╔══

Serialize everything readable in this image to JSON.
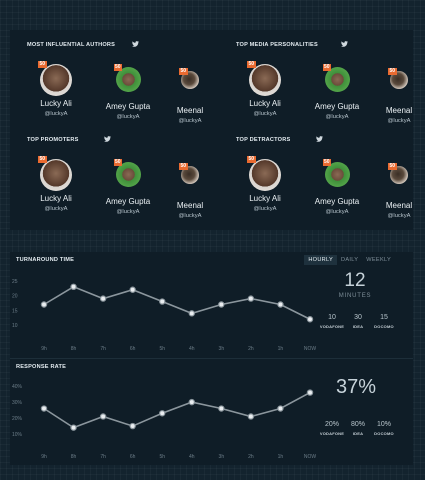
{
  "groups": [
    {
      "title": "MOST INFLUENTIAL AUTHORS",
      "people": [
        {
          "badge": "50",
          "name": "Lucky Ali",
          "handle": "@luckyA"
        },
        {
          "badge": "50",
          "name": "Amey Gupta",
          "handle": "@luckyA"
        },
        {
          "badge": "50",
          "name": "Meenal",
          "handle": "@luckyA"
        }
      ]
    },
    {
      "title": "TOP MEDIA PERSONALITIES",
      "people": [
        {
          "badge": "50",
          "name": "Lucky Ali",
          "handle": "@luckyA"
        },
        {
          "badge": "50",
          "name": "Amey Gupta",
          "handle": "@luckyA"
        },
        {
          "badge": "50",
          "name": "Meenal",
          "handle": "@luckyA"
        }
      ]
    },
    {
      "title": "TOP PROMOTERS",
      "people": [
        {
          "badge": "50",
          "name": "Lucky Ali",
          "handle": "@luckyA"
        },
        {
          "badge": "50",
          "name": "Amey Gupta",
          "handle": "@luckyA"
        },
        {
          "badge": "50",
          "name": "Meenal",
          "handle": "@luckyA"
        }
      ]
    },
    {
      "title": "TOP DETRACTORS",
      "people": [
        {
          "badge": "50",
          "name": "Lucky Ali",
          "handle": "@luckyA"
        },
        {
          "badge": "50",
          "name": "Amey Gupta",
          "handle": "@luckyA"
        },
        {
          "badge": "50",
          "name": "Meenal",
          "handle": "@luckyA"
        }
      ]
    }
  ],
  "turnaround": {
    "title": "TURNAROUND TIME",
    "tabs": [
      "HOURLY",
      "DAILY",
      "WEEKLY"
    ],
    "active_tab": "HOURLY",
    "big_value": "12",
    "big_unit": "MINUTES",
    "breakdown": [
      {
        "value": "10",
        "label": "VODAFONE"
      },
      {
        "value": "30",
        "label": "IDEA"
      },
      {
        "value": "15",
        "label": "DOCOMO"
      }
    ]
  },
  "response": {
    "title": "RESPONSE RATE",
    "big_value": "37%",
    "breakdown": [
      {
        "value": "20%",
        "label": "VODAFONE"
      },
      {
        "value": "80%",
        "label": "IDEA"
      },
      {
        "value": "10%",
        "label": "DOCOMO"
      }
    ]
  },
  "chart_data": [
    {
      "type": "line",
      "categories": [
        "9h",
        "8h",
        "7h",
        "6h",
        "5h",
        "4h",
        "3h",
        "2h",
        "1h",
        "NOW"
      ],
      "y_ticks": [
        "25",
        "20",
        "15",
        "10"
      ],
      "ylim": [
        7,
        27
      ],
      "values": [
        17,
        23,
        19,
        22,
        18,
        14,
        17,
        19,
        17,
        12
      ]
    },
    {
      "type": "line",
      "categories": [
        "9h",
        "8h",
        "7h",
        "6h",
        "5h",
        "4h",
        "3h",
        "2h",
        "1h",
        "NOW"
      ],
      "y_ticks": [
        "40%",
        "30%",
        "20%",
        "10%"
      ],
      "ylim": [
        5,
        42
      ],
      "values": [
        26,
        14,
        21,
        15,
        23,
        30,
        26,
        21,
        26,
        36
      ]
    }
  ],
  "colors": {
    "background": "#13232e",
    "panel": "#0f1d27",
    "badge": "#e96a30",
    "line": "#8b969d",
    "point_fill": "#e9edf0",
    "twitter": "#cfd8de"
  }
}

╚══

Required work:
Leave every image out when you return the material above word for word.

Answer space:
Serialize everything readable in this image to JSON.
{
  "groups": [
    {
      "title": "MOST INFLUENTIAL AUTHORS",
      "people": [
        {
          "badge": "50",
          "name": "Lucky Ali",
          "handle": "@luckyA"
        },
        {
          "badge": "50",
          "name": "Amey Gupta",
          "handle": "@luckyA"
        },
        {
          "badge": "50",
          "name": "Meenal",
          "handle": "@luckyA"
        }
      ]
    },
    {
      "title": "TOP MEDIA PERSONALITIES",
      "people": [
        {
          "badge": "50",
          "name": "Lucky Ali",
          "handle": "@luckyA"
        },
        {
          "badge": "50",
          "name": "Amey Gupta",
          "handle": "@luckyA"
        },
        {
          "badge": "50",
          "name": "Meenal",
          "handle": "@luckyA"
        }
      ]
    },
    {
      "title": "TOP PROMOTERS",
      "people": [
        {
          "badge": "50",
          "name": "Lucky Ali",
          "handle": "@luckyA"
        },
        {
          "badge": "50",
          "name": "Amey Gupta",
          "handle": "@luckyA"
        },
        {
          "badge": "50",
          "name": "Meenal",
          "handle": "@luckyA"
        }
      ]
    },
    {
      "title": "TOP DETRACTORS",
      "people": [
        {
          "badge": "50",
          "name": "Lucky Ali",
          "handle": "@luckyA"
        },
        {
          "badge": "50",
          "name": "Amey Gupta",
          "handle": "@luckyA"
        },
        {
          "badge": "50",
          "name": "Meenal",
          "handle": "@luckyA"
        }
      ]
    }
  ],
  "turnaround": {
    "title": "TURNAROUND TIME",
    "tabs": [
      "HOURLY",
      "DAILY",
      "WEEKLY"
    ],
    "active_tab": "HOURLY",
    "big_value": "12",
    "big_unit": "MINUTES",
    "breakdown": [
      {
        "value": "10",
        "label": "VODAFONE"
      },
      {
        "value": "30",
        "label": "IDEA"
      },
      {
        "value": "15",
        "label": "DOCOMO"
      }
    ]
  },
  "response": {
    "title": "RESPONSE RATE",
    "big_value": "37%",
    "breakdown": [
      {
        "value": "20%",
        "label": "VODAFONE"
      },
      {
        "value": "80%",
        "label": "IDEA"
      },
      {
        "value": "10%",
        "label": "DOCOMO"
      }
    ]
  },
  "chart_data": [
    {
      "type": "line",
      "categories": [
        "9h",
        "8h",
        "7h",
        "6h",
        "5h",
        "4h",
        "3h",
        "2h",
        "1h",
        "NOW"
      ],
      "y_ticks": [
        "25",
        "20",
        "15",
        "10"
      ],
      "ylim": [
        7,
        27
      ],
      "values": [
        17,
        23,
        19,
        22,
        18,
        14,
        17,
        19,
        17,
        12
      ]
    },
    {
      "type": "line",
      "categories": [
        "9h",
        "8h",
        "7h",
        "6h",
        "5h",
        "4h",
        "3h",
        "2h",
        "1h",
        "NOW"
      ],
      "y_ticks": [
        "40%",
        "30%",
        "20%",
        "10%"
      ],
      "ylim": [
        5,
        42
      ],
      "values": [
        26,
        14,
        21,
        15,
        23,
        30,
        26,
        21,
        26,
        36
      ]
    }
  ],
  "colors": {
    "background": "#13232e",
    "panel": "#0f1d27",
    "badge": "#e96a30",
    "line": "#8b969d",
    "point_fill": "#e9edf0",
    "twitter": "#cfd8de"
  }
}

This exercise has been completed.